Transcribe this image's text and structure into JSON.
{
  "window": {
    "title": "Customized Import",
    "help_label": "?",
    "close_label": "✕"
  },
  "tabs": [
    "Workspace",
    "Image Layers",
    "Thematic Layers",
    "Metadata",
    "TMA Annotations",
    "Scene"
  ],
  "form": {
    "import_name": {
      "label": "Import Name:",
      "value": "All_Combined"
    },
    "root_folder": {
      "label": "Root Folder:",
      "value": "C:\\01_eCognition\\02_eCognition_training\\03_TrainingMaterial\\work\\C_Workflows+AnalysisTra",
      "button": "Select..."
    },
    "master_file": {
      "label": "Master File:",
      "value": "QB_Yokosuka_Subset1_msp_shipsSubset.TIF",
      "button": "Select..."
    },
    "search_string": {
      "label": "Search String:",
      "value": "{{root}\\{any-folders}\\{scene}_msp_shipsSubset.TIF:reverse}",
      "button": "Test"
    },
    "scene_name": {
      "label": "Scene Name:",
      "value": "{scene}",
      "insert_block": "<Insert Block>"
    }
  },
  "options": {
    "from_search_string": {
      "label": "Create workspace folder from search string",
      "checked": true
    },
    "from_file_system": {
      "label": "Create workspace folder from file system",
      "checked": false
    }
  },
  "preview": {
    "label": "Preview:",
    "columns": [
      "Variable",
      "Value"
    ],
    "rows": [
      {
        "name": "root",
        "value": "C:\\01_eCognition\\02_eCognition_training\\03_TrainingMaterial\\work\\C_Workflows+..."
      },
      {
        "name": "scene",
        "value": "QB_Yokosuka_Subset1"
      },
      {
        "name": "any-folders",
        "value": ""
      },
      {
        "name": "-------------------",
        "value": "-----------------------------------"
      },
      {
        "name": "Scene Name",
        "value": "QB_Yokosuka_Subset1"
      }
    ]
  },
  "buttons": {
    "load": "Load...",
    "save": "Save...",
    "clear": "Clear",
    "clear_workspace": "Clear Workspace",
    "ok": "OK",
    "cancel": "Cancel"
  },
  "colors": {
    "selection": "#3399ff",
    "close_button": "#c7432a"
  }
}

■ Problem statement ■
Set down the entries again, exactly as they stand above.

■ Response to this task ■
Transcribe this image's text and structure into JSON.
{
  "window": {
    "title": "Customized Import",
    "help_label": "?",
    "close_label": "✕"
  },
  "tabs": [
    "Workspace",
    "Image Layers",
    "Thematic Layers",
    "Metadata",
    "TMA Annotations",
    "Scene"
  ],
  "form": {
    "import_name": {
      "label": "Import Name:",
      "value": "All_Combined"
    },
    "root_folder": {
      "label": "Root Folder:",
      "value": "C:\\01_eCognition\\02_eCognition_training\\03_TrainingMaterial\\work\\C_Workflows+AnalysisTra",
      "button": "Select..."
    },
    "master_file": {
      "label": "Master File:",
      "value": "QB_Yokosuka_Subset1_msp_shipsSubset.TIF",
      "button": "Select..."
    },
    "search_string": {
      "label": "Search String:",
      "value": "{{root}\\{any-folders}\\{scene}_msp_shipsSubset.TIF:reverse}",
      "button": "Test"
    },
    "scene_name": {
      "label": "Scene Name:",
      "value": "{scene}",
      "insert_block": "<Insert Block>"
    }
  },
  "options": {
    "from_search_string": {
      "label": "Create workspace folder from search string",
      "checked": true
    },
    "from_file_system": {
      "label": "Create workspace folder from file system",
      "checked": false
    }
  },
  "preview": {
    "label": "Preview:",
    "columns": [
      "Variable",
      "Value"
    ],
    "rows": [
      {
        "name": "root",
        "value": "C:\\01_eCognition\\02_eCognition_training\\03_TrainingMaterial\\work\\C_Workflows+..."
      },
      {
        "name": "scene",
        "value": "QB_Yokosuka_Subset1"
      },
      {
        "name": "any-folders",
        "value": ""
      },
      {
        "name": "-------------------",
        "value": "-----------------------------------"
      },
      {
        "name": "Scene Name",
        "value": "QB_Yokosuka_Subset1"
      }
    ]
  },
  "buttons": {
    "load": "Load...",
    "save": "Save...",
    "clear": "Clear",
    "clear_workspace": "Clear Workspace",
    "ok": "OK",
    "cancel": "Cancel"
  },
  "colors": {
    "selection": "#3399ff",
    "close_button": "#c7432a"
  }
}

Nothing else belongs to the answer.